Morning Trip (327)

“One of the basic problems in close relationships is the tendency to expect the other person to be and act the person you want them to be. It takes considerable maturity to allow the other to live his or her own life. You may have certain needs that you hope your friend or lover or family member will fulfill. You may live by certain rules and habits that you hope everyone will adopt. You may have a worldview that works for you, and you can’t understand why someone closer to you doesn’t share it. This clinging to self-interests has to change. You may have to learn to appreciate and ultimately enjoy the other person’s ways and especially the mysteries that lead them on.

Allowing the other his or her own life and destiny is a spiritual achievement, a religious act, if you will, that raises the relationship above the level of mere human connection.”

–Thomas Moore, A Religion of One’s Own, quote encountered on the Perpetual Journal dated 8.25.14 of Rosemary Washington Chapter Two

Morning Trip (240)

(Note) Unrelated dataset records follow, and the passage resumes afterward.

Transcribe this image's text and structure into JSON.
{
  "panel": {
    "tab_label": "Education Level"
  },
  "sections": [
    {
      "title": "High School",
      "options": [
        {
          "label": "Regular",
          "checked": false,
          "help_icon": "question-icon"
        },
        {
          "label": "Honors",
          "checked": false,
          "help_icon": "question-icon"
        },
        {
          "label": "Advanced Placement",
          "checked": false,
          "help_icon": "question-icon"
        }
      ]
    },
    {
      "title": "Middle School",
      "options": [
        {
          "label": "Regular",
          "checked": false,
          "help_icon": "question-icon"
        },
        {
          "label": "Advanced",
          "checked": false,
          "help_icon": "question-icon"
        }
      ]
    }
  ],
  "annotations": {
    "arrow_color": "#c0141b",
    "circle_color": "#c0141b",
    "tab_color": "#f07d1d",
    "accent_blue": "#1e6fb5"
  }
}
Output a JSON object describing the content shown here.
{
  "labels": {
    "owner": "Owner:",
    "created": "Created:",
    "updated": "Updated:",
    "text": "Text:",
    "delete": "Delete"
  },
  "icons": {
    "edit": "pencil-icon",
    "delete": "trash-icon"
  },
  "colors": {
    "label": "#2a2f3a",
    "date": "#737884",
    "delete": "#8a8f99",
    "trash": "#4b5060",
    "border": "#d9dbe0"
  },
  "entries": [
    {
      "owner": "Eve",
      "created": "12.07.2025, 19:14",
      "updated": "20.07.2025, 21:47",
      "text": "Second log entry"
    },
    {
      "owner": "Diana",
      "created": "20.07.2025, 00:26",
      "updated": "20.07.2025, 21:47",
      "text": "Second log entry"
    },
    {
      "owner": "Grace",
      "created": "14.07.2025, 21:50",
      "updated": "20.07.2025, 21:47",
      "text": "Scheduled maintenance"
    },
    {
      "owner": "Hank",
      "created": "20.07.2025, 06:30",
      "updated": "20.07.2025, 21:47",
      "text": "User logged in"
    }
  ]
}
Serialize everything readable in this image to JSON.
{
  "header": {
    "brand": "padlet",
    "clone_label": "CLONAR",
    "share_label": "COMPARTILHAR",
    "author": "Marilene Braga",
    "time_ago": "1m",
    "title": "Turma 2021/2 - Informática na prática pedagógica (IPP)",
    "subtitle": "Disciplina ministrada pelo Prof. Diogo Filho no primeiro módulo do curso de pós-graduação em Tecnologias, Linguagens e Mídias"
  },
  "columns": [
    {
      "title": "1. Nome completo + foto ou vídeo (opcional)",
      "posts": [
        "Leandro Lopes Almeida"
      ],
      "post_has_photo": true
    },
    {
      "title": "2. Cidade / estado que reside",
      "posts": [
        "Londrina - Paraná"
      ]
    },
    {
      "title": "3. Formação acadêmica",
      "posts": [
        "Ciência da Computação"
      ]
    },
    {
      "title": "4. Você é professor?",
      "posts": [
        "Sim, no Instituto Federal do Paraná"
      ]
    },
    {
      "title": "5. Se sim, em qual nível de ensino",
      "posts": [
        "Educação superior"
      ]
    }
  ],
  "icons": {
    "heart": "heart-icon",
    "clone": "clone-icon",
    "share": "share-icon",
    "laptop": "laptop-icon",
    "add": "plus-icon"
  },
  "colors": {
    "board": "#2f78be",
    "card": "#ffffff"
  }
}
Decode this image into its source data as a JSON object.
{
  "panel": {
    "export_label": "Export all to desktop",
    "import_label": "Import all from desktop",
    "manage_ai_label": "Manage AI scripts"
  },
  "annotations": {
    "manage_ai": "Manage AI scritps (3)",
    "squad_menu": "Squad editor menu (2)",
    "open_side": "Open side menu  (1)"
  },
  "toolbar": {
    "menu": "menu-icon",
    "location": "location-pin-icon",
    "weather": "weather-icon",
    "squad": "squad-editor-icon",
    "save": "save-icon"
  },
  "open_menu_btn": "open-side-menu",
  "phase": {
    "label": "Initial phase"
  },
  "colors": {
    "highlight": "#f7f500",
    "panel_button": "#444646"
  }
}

“In my research I’ve found that the same can be said for the conspiracies we make up to justify stereotypes and to explain that fight with our partner or the disapproving look from our boss or child’s behavior at school. We make up hidden stories that tell us who is against us and who is with us. Whom we can trust and who is not to be trusted. Conspiracy thinking is all about fear-based self-protection and our intolerance for uncertainty. When we depend on self-protecting narratives often enough, they become our default stories. And we must not forget that storytelling is a powerful integration tool. We start weaving these hidden, false stories into our lives and they eventually distort who we are and how we relate to others.”
–Brene Brown, Rising Strong